The 32-year-old rapper, born Robert Rihmeek Williams, had already served about two years in prison in the case, which began with an arrest when he was 19. The judge decided he won't have to spend any additional time behind bars or on probation.
"I know this has been a long road for you and hopefully this will be the end of it," Judge Leon Tucker told the rapper.
The negotiated plea came after both sides questioned the credibility of the arresting officer. The defense also accused the trial judge of bias for sending the entertainer back to prison over minor probation violations.
Williams has called the 12-year ordeal "mentally and emotionally challenging," but said millions of people face the same issues. He has become an activist for criminal justice reform since he was sent back to prison in 2017 for technical violations he blamed on his erratic travel schedule as his career soared. He spent five months locked up before an appeals court granted him bail.
Last month, a Pennsylvania appeals court overturned the conviction, saying new evidence undermined the credibility of the officer who testified against the rapper at his trial and made it likely he would be acquitted if the case were retried.
After the hearing, the rapper spoke briefly to cheering supporters who had gathered for a rally outside the courthouse.

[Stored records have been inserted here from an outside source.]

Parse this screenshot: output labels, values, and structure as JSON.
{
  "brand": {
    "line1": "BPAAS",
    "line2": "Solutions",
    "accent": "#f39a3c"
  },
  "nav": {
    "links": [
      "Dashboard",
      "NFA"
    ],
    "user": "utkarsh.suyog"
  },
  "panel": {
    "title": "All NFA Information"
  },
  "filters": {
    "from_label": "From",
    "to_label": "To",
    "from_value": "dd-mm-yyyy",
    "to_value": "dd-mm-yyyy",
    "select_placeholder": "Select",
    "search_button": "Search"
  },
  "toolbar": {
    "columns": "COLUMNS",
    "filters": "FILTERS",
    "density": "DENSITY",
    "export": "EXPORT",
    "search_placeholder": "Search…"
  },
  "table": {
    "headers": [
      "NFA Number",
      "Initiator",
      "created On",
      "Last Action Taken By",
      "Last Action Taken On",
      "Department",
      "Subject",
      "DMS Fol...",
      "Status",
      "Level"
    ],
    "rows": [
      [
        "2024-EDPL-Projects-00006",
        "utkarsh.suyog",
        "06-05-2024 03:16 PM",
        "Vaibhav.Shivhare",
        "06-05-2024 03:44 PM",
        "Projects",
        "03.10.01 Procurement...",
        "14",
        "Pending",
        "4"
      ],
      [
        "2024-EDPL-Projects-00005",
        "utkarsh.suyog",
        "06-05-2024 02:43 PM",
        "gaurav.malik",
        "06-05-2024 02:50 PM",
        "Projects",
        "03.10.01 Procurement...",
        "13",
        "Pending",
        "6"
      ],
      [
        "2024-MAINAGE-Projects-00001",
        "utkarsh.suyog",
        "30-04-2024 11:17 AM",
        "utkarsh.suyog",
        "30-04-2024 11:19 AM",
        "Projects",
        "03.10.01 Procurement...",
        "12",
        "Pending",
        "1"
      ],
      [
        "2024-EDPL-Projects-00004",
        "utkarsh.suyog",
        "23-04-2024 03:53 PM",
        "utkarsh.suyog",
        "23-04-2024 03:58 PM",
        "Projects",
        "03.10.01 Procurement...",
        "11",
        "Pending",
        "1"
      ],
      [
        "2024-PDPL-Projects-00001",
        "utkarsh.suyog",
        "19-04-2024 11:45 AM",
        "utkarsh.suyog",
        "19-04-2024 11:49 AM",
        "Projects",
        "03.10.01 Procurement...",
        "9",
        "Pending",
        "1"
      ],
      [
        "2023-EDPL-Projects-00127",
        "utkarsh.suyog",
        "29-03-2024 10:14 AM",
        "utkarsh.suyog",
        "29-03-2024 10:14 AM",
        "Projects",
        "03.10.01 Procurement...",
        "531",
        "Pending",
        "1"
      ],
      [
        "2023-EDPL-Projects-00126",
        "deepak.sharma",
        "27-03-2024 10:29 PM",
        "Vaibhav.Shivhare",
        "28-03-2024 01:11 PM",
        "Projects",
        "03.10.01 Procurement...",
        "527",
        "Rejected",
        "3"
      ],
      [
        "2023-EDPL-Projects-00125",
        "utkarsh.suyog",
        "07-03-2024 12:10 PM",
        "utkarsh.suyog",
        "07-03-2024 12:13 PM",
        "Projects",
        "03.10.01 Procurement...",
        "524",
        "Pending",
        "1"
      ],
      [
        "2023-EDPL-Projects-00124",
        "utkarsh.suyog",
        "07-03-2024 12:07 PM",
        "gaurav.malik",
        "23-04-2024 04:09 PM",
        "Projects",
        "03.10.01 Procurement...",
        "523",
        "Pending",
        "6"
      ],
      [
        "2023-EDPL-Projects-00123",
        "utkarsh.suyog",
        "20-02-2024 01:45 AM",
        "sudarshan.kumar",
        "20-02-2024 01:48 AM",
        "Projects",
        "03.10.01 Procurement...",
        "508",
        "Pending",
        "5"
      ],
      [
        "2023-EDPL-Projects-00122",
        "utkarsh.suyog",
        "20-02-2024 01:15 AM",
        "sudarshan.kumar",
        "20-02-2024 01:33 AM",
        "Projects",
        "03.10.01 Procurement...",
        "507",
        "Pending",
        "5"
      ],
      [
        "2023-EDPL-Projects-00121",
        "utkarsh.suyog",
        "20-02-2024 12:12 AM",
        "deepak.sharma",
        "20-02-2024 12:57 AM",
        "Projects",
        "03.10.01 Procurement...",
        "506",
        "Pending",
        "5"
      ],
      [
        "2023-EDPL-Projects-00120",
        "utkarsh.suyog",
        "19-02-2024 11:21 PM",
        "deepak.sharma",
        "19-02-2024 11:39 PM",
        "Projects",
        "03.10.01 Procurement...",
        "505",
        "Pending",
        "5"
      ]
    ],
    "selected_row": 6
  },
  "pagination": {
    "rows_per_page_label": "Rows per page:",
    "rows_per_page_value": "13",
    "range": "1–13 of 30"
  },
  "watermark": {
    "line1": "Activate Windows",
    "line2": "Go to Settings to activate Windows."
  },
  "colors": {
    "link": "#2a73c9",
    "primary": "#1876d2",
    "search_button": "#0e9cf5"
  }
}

"I just wanted to come up here myself and thank all the supporters because I know y'all probably got family members in jail or people going through the same thing as me, and I will continue to do what I do with the reform movement and help the people who helped me."
District Attorney Larry Krasner's office had supported Williams' appeal and said it could not call the former officer to testify after an internal probe found he'd stolen money on duty and lied about it.
"(The state) cannot call a witness whose credibility it mistrusts," prosecutors wrote in a legal brief this year.
The officer, Reginald Graham, has denied the allegations.
Williams has spent a total of about two years in prison over the case, including an initial term of about a year and several later stints over travel violations and painkiller use.
He is now free of the close scrutiny of Judge Genece Brinkley, who convicted him after a short nonjury trial in 2008 and called him back to court repeatedly during a decade of court supervision. Brinkley frequently complained that Williams was "thumbing his nose" at her, and once visited a homeless shelter to check up on his community service efforts. She later reprimanded him for sorting clothes rather than serving meals as she had ordered. He said he was directed to the job.
The Pennsylvania Superior Court removed Brinkley from the case when it granted Williams a new trial. Krasner's office then had to decide whether to retry him or try to negotiate a plea, perhaps to misdemeanor charges. In his testimony at trial, Williams admitted having a gun but denied that he pointed it at police or was selling drugs at the time.
In 2015, a federal jury rejected a lawsuit Williams filed against a Philadelphia police over what he called a racially motivated, 10-hour traffic stop that led him to miss the launch party for his 2012 debut album, "Dreams & Nightmares."
His follow-up albums include the chart-topping "Dreams Worth More Than Money" and last year's "Championships," which includes performances from Jay-Z, his mentor, and former girlfriend Nicki Minaj.
On July 24, just hours before the Pennsylvania Superior Court threw out his conviction, Meek Mill and Jay-Z announced they were launching a new label called Dream Chasers Records. His growing business empire also includes an ownership stake in the hat company Lids.
I’m extremely grateful that my long legal battle is finally behind me and I appreciate that it has sparked a much-needed discussion about probation reform and the inequalities that exist within our two Americas. pic.twitter.com/noDEA1HaRd